*** Dataset records Section Begins ***
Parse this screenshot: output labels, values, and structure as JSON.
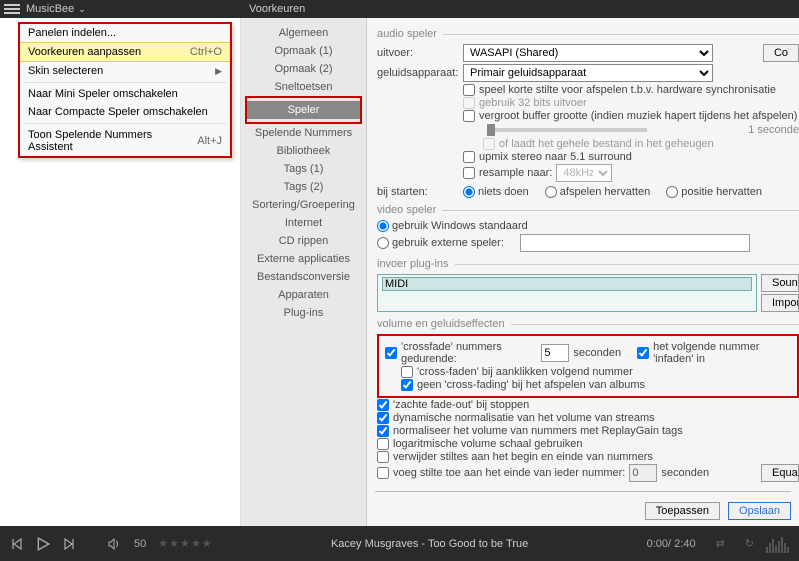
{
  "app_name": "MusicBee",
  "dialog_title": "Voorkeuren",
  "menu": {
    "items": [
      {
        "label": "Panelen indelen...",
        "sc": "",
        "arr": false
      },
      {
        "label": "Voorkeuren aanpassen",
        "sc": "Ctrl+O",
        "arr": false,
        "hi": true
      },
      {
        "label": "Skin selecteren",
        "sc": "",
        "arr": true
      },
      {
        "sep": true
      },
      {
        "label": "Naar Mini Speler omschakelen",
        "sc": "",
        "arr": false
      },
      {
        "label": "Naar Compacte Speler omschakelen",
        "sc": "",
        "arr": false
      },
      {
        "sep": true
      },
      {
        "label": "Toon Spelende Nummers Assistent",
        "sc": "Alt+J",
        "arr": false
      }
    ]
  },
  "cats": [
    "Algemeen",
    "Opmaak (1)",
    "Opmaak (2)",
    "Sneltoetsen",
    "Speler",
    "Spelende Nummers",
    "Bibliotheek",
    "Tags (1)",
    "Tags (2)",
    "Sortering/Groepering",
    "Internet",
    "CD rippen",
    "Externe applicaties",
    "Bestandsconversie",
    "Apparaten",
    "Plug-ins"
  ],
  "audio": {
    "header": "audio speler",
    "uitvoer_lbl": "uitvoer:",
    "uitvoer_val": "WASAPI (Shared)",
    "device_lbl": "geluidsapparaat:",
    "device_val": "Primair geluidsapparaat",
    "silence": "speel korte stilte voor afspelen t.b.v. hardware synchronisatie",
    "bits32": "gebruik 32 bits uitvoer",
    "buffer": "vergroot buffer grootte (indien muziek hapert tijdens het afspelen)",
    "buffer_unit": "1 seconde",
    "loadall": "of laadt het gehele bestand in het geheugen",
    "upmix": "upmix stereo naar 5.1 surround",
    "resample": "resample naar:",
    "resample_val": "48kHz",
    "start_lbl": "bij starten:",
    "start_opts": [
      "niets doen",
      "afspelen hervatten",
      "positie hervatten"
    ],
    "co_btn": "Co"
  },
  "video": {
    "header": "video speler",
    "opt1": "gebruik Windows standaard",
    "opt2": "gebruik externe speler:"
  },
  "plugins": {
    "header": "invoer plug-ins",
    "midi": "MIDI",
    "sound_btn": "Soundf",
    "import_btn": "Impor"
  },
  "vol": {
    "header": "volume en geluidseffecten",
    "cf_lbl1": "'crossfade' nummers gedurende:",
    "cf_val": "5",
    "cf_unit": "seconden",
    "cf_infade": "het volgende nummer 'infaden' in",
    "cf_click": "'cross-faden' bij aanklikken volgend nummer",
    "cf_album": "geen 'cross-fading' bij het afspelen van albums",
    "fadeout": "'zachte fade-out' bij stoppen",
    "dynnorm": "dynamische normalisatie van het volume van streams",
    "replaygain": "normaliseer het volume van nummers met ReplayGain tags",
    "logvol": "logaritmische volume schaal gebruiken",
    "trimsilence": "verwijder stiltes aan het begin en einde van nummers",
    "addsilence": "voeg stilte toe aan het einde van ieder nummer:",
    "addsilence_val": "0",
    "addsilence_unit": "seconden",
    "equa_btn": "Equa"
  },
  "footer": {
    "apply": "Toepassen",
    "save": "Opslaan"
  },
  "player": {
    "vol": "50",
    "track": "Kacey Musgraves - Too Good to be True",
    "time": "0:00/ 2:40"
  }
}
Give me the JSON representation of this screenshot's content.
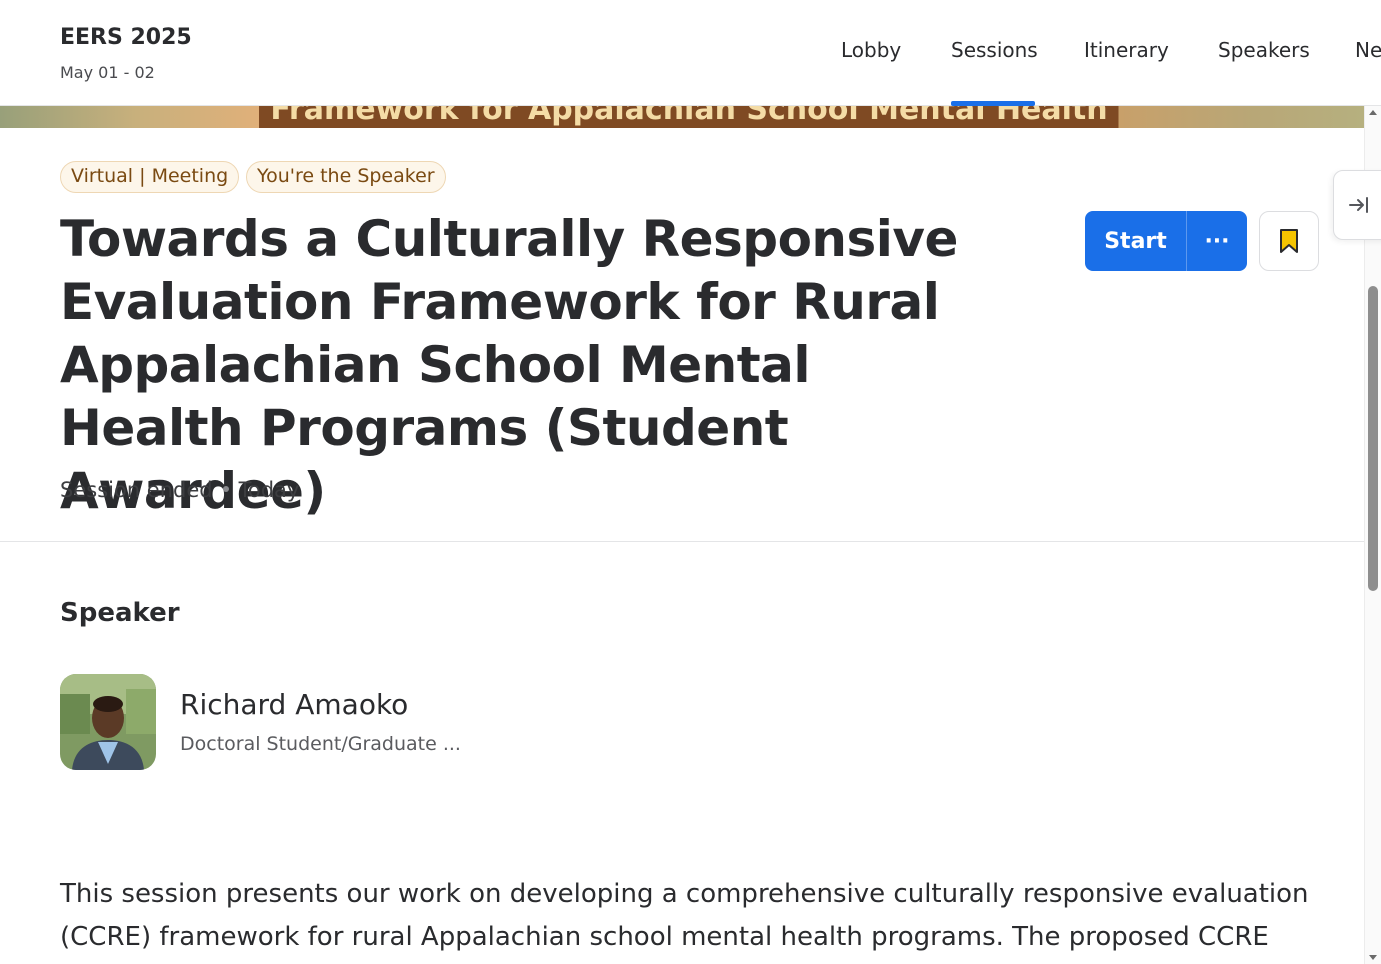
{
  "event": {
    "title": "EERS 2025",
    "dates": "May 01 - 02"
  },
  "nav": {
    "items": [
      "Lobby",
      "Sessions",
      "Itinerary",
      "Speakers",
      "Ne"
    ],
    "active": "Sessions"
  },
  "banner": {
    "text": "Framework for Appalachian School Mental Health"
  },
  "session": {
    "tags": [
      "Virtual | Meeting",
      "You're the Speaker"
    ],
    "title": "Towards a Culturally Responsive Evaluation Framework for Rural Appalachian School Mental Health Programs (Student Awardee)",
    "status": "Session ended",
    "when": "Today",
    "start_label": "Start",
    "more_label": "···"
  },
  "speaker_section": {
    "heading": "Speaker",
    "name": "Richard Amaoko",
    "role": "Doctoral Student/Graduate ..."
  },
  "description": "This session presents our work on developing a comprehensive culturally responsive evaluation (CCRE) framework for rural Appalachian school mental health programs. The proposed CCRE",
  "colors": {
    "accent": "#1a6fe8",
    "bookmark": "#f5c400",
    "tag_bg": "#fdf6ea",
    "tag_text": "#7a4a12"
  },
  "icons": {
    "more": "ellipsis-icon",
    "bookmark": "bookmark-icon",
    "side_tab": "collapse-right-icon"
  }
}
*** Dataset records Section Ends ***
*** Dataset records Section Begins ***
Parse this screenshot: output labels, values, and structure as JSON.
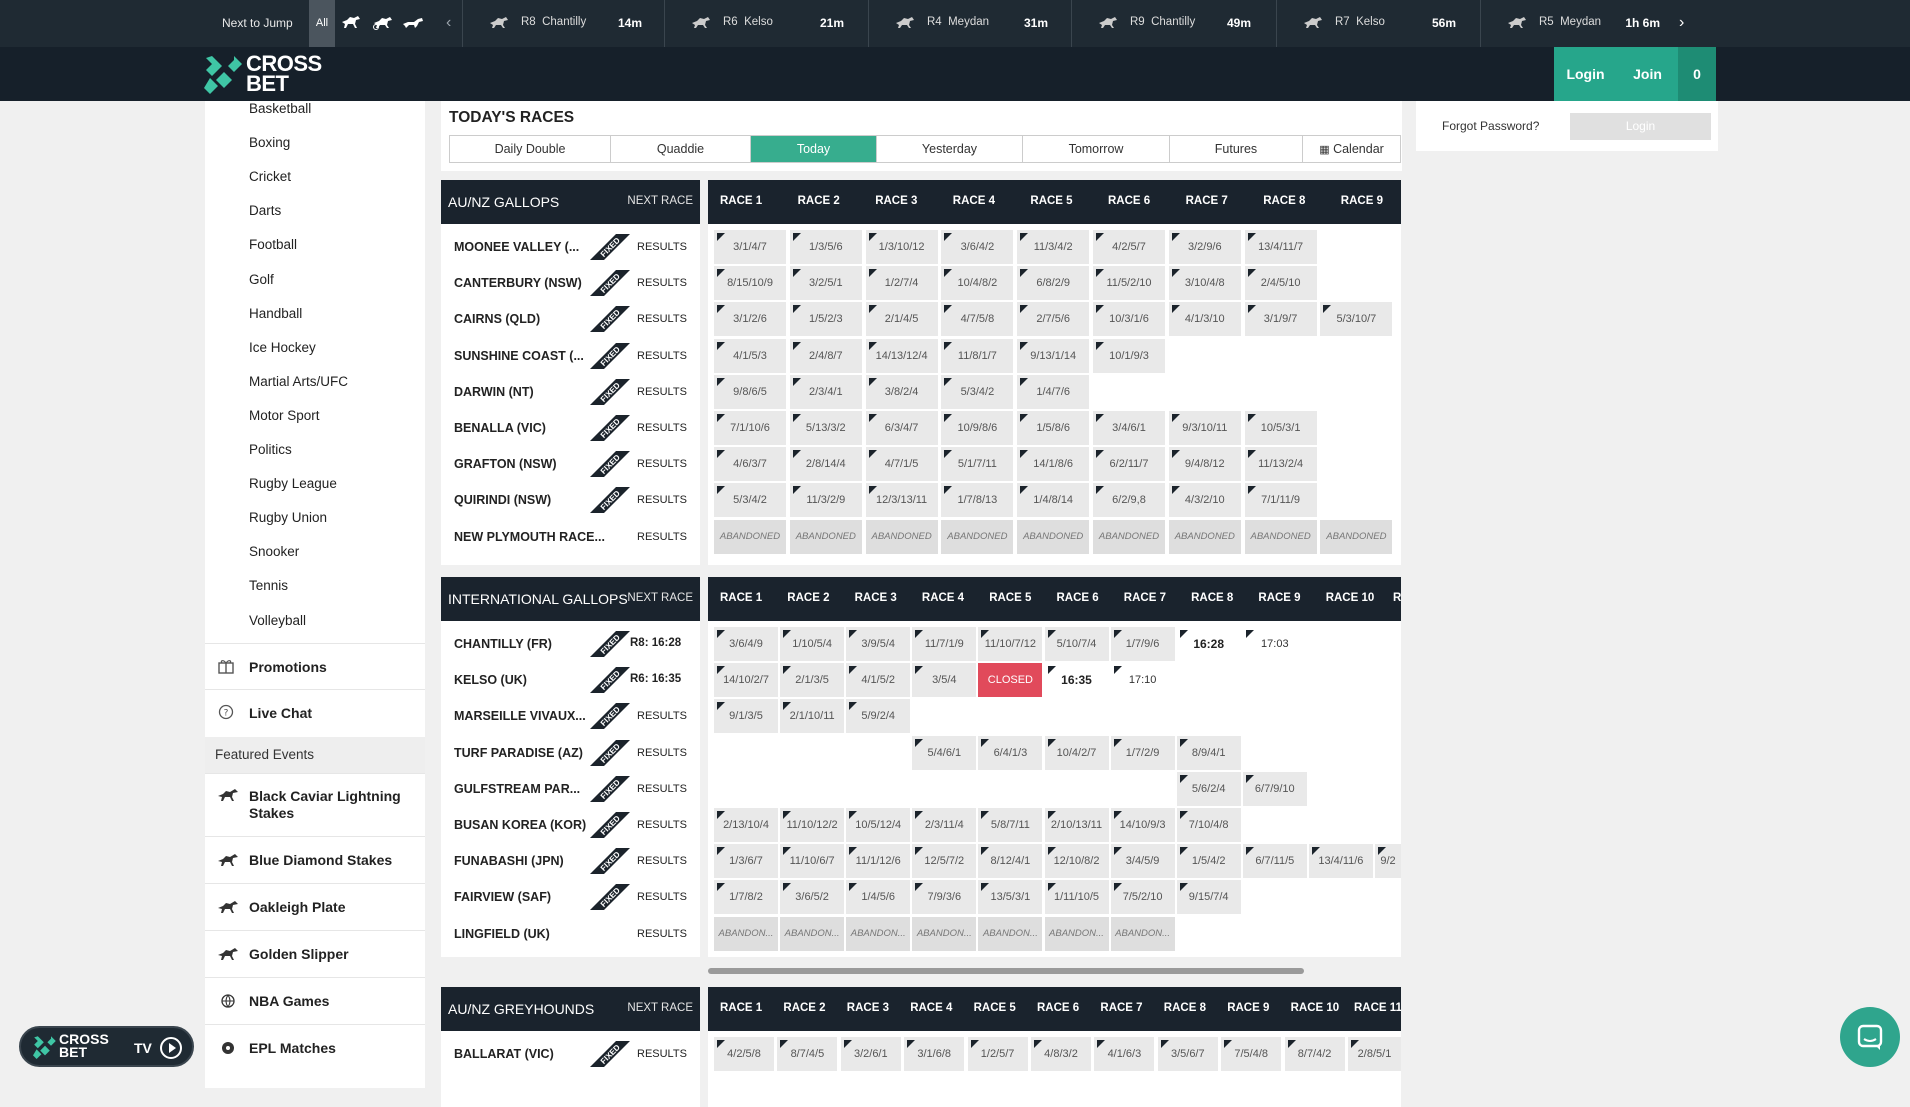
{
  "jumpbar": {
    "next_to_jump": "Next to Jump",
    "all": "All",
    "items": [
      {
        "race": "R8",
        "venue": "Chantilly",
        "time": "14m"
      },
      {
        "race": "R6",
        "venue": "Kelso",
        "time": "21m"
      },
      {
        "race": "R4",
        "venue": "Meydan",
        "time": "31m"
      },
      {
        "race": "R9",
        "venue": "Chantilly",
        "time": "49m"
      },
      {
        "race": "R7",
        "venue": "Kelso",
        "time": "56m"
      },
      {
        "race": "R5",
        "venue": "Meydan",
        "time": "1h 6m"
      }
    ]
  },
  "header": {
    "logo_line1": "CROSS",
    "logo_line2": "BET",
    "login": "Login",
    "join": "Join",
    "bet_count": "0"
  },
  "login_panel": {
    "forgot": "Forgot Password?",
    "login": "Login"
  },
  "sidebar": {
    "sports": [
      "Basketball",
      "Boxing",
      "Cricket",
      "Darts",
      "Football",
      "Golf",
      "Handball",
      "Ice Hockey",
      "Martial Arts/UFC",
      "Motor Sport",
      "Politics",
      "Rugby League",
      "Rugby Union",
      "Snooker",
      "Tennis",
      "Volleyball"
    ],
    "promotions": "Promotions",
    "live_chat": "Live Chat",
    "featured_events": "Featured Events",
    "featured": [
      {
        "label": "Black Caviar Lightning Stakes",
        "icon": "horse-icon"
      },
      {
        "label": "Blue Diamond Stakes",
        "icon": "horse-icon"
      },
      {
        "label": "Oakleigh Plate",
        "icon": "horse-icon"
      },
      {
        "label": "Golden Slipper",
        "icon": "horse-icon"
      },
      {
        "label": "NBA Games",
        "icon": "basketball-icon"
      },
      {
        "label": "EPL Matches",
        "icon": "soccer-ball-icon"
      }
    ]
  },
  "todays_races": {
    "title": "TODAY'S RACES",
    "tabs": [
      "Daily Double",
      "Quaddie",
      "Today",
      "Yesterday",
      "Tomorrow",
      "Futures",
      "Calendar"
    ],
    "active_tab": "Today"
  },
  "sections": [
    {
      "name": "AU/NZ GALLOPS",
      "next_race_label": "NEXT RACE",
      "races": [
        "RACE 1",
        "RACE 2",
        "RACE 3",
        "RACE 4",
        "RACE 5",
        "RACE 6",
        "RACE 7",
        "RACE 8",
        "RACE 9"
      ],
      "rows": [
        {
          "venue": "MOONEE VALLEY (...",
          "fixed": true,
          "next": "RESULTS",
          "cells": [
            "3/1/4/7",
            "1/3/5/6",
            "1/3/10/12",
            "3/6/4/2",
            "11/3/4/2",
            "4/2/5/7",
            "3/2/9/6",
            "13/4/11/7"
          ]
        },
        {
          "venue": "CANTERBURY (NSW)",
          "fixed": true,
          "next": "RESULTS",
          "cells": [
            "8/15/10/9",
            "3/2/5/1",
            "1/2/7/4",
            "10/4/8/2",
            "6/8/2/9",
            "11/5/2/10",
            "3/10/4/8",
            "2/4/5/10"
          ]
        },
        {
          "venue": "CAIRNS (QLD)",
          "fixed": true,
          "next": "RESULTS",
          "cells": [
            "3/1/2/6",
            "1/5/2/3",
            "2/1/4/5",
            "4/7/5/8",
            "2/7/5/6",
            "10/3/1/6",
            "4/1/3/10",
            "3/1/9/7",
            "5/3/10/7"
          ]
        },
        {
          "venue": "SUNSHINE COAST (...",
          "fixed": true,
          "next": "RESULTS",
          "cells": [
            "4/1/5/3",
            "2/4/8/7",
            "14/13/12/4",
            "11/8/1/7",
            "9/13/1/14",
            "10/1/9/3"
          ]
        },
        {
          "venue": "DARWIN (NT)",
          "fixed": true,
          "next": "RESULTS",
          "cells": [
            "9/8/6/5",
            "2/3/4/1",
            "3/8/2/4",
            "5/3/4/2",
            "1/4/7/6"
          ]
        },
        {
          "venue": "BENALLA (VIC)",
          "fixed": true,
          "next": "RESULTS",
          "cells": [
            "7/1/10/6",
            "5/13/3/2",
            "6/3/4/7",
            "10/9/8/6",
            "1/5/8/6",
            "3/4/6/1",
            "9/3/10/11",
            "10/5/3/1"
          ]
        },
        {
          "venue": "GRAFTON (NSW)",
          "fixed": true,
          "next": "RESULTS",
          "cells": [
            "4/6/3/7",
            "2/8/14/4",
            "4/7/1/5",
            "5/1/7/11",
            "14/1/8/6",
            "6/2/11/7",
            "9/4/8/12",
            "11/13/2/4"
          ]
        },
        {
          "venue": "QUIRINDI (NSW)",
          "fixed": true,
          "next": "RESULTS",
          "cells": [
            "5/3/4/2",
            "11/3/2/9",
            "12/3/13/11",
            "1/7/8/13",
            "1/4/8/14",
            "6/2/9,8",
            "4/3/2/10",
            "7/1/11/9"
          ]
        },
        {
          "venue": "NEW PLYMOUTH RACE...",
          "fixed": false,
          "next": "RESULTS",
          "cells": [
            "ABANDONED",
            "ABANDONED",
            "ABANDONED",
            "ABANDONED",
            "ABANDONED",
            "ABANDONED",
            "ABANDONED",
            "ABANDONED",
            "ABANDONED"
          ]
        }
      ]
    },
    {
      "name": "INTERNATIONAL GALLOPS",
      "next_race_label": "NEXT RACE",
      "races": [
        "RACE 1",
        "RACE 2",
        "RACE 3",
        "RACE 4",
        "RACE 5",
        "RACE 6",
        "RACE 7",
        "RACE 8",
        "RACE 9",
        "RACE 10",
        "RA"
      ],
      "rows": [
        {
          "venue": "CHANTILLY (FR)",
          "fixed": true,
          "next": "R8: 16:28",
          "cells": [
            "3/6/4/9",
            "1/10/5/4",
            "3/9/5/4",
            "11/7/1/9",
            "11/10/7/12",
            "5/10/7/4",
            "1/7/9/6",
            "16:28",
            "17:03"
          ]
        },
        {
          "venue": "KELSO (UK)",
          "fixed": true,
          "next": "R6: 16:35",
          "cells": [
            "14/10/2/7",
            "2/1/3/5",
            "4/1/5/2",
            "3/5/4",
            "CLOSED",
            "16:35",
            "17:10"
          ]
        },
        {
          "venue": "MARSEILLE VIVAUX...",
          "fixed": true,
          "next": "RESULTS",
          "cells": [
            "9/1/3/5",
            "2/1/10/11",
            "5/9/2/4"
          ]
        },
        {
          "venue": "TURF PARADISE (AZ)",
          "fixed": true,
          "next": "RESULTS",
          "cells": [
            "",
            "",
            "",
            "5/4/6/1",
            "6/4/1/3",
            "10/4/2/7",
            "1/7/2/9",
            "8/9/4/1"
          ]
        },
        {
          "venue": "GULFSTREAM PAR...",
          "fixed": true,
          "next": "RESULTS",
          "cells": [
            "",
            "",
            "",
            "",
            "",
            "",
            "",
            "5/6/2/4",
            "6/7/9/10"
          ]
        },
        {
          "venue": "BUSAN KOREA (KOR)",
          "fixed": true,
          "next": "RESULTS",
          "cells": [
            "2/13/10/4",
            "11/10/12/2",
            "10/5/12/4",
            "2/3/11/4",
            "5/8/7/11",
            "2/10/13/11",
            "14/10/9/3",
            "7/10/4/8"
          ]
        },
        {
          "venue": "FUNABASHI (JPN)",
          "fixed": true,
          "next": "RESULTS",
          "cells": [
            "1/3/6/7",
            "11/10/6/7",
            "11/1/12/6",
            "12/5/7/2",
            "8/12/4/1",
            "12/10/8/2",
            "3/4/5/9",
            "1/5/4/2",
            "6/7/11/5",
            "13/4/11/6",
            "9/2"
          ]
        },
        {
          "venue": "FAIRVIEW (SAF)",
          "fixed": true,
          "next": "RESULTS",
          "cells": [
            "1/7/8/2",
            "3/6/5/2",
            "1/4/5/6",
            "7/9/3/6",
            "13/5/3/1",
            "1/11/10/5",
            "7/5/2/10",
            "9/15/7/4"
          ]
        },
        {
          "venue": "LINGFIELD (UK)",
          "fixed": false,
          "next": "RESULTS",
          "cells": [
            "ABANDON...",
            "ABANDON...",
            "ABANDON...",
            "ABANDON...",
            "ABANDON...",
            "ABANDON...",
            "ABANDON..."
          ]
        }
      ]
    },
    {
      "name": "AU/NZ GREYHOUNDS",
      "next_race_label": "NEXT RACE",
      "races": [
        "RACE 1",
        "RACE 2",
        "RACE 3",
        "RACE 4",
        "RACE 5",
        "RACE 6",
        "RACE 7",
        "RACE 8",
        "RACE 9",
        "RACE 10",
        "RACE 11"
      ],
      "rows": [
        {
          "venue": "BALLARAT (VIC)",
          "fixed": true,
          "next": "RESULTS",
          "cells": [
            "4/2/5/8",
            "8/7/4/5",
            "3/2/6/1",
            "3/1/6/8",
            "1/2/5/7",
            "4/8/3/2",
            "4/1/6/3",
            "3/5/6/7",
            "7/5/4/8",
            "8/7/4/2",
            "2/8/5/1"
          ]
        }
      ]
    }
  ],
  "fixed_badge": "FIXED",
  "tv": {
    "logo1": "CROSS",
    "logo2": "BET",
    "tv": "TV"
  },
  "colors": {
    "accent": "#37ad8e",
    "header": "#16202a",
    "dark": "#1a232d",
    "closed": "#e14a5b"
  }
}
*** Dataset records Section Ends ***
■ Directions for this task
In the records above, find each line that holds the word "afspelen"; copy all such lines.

■ Result for this task
    "silence": "speel korte stilte voor afspelen t.b.v. hardware synchronisatie",
    "buffer": "vergroot buffer grootte (indien muziek hapert tijdens het afspelen)",
      "afspelen hervatten",
    "cf_album": "geen 'cross-fading' bij het afspelen van albums",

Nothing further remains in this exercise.